In 1836 he married Isabella Shawe. His wife became mentally ill soon after they got married, and remained so until her death in 1844. Apart from writing essays and articles for various fashionable newspapers, he travelled abroad and lectured in US. He stood unsuccessfully for parliament, and founded the Cornhill Magazine. He died in 1863.


His satirical spirit gained for Thackeray the reputation of a cynic, but he was a deeply sensitive man who hid his feelings under a cloak of cynicism.

His pictures of contemporary life were obviously real, and were accepted by the middle classes. He provided a mirror for his friends at the clubs in Kensington.

His masterpiece is Vanity Fair. It is a clear sighted realism, a deep detestation of insincerity, and a powerful development of narrative.

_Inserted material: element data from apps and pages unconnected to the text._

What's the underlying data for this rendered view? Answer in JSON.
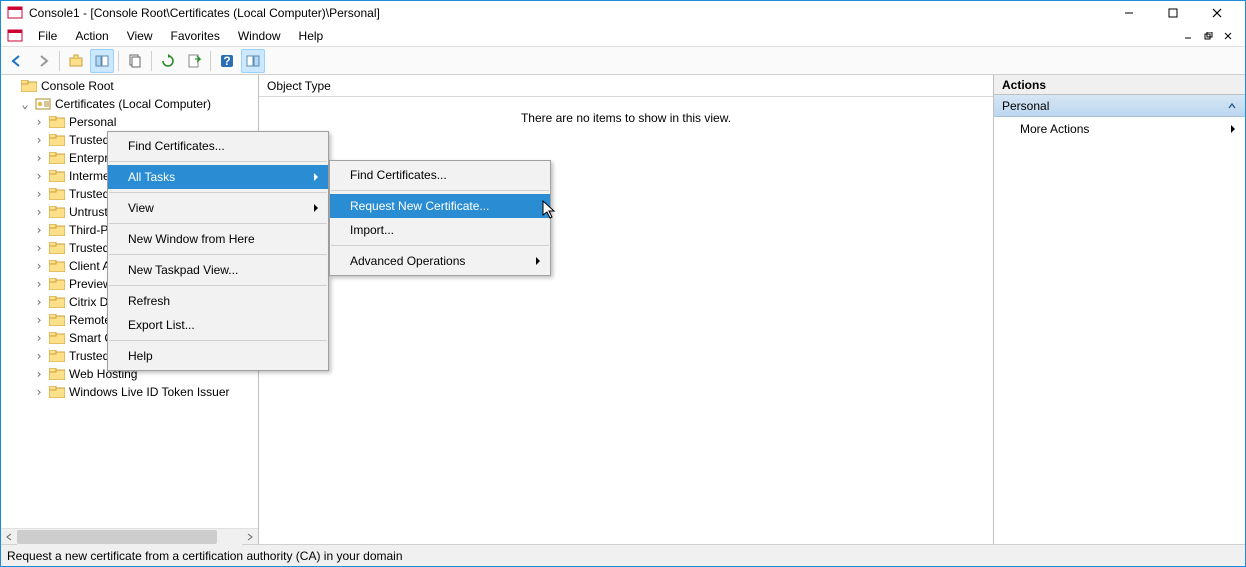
{
  "window": {
    "title": "Console1 - [Console Root\\Certificates (Local Computer)\\Personal]"
  },
  "menubar": {
    "file": "File",
    "action": "Action",
    "view": "View",
    "favorites": "Favorites",
    "window": "Window",
    "help": "Help"
  },
  "tree": {
    "root": "Console Root",
    "certs": "Certificates (Local Computer)",
    "items": [
      "Personal",
      "Trusted",
      "Enterpr",
      "Intermed",
      "Trusted",
      "Untrust",
      "Third-P",
      "Trusted",
      "Client A",
      "Preview",
      "Citrix D",
      "Remote",
      "Smart Card Trusted Roots",
      "Trusted Devices",
      "Web Hosting",
      "Windows Live ID Token Issuer"
    ]
  },
  "main": {
    "col_header": "Object Type",
    "empty": "There are no items to show in this view."
  },
  "actions": {
    "title": "Actions",
    "category": "Personal",
    "more": "More Actions"
  },
  "ctx1": {
    "find": "Find Certificates...",
    "all_tasks": "All Tasks",
    "view": "View",
    "new_window": "New Window from Here",
    "new_taskpad": "New Taskpad View...",
    "refresh": "Refresh",
    "export": "Export List...",
    "help": "Help"
  },
  "ctx2": {
    "find": "Find Certificates...",
    "request": "Request New Certificate...",
    "import": "Import...",
    "advanced": "Advanced Operations"
  },
  "status": "Request a new certificate from a certification authority (CA) in your domain"
}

In comparison with Dickens, he is less concerned with presenting a moral solution than with evoking an image of life as he has seen it. He portrayed Victorian middle and high society, his virtuous characters are also likeable and enviable, they are all that Thack´s readers would like to be. The novel follows the fortunes and misfortunes of two women, Becky Sharp, a governess of unlimited social ambition, and Amelia Sedley,a wealthy young woman of almost egually unlimited goodness.This provoked that the instalments of Vanity Fair were followed with the greatests interest, it was the Falcon Crest of that era.

The novel is intended as a novel without main character, a chorus novel.


Charlotte Brontë´s Jane Eyre seems to have stimulated contemporary novelists into their own experiments with first person narratives.

Dickens: David Copperfield, Bleak House

Kingsley: Alton Locke

Thackeray: Esmond

Anne Bronte: The tennant of Wildfell Hall

The publication of Jane Eyre (Charlotte) created a sensation parallel to that of the serialization of Vanity Fair. It is regarded now as a classic variation on a traditional enough love story, is in fact the narrative of a far from conventional heroine who never recedes into passivity or mere observation. A reaction against romantic sentimentalism.

Wuthering Heights (Emily). Durante mucho tiempo la crítica rejected Wuthering Heights. La intensidad de su sentimiento y la brutalidad de los personajes, las energías primitivas de amor y odio que impregnate la novela fueron juzgadas como salvajes and coarse por los críticos del siglo XIX. It is an important contribution to modern novel, due to the variety of points of view, that prefigures the narrative of Faulkner, in technique.

Wildfell Hall (Anne) has a complex narrative structure and an impressive varieties of characters.